Dataset rows describing interfaces
──────────

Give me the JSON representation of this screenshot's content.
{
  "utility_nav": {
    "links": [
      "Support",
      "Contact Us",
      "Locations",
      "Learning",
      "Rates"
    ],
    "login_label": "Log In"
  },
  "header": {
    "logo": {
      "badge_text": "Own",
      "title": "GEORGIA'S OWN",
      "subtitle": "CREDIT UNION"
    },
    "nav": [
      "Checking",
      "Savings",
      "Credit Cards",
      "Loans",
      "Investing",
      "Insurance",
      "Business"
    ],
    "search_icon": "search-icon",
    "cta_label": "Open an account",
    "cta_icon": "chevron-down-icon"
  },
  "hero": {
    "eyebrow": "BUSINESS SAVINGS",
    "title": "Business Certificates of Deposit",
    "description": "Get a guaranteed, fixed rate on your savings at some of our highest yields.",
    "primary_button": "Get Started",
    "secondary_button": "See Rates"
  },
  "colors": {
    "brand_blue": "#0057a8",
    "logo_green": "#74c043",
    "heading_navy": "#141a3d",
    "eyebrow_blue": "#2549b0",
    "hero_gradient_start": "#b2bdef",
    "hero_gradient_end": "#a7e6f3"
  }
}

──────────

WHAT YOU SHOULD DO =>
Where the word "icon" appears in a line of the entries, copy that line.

RESULT BELOW =>
    "search_icon": "search-icon",
    "cta_icon": "chevron-down-icon"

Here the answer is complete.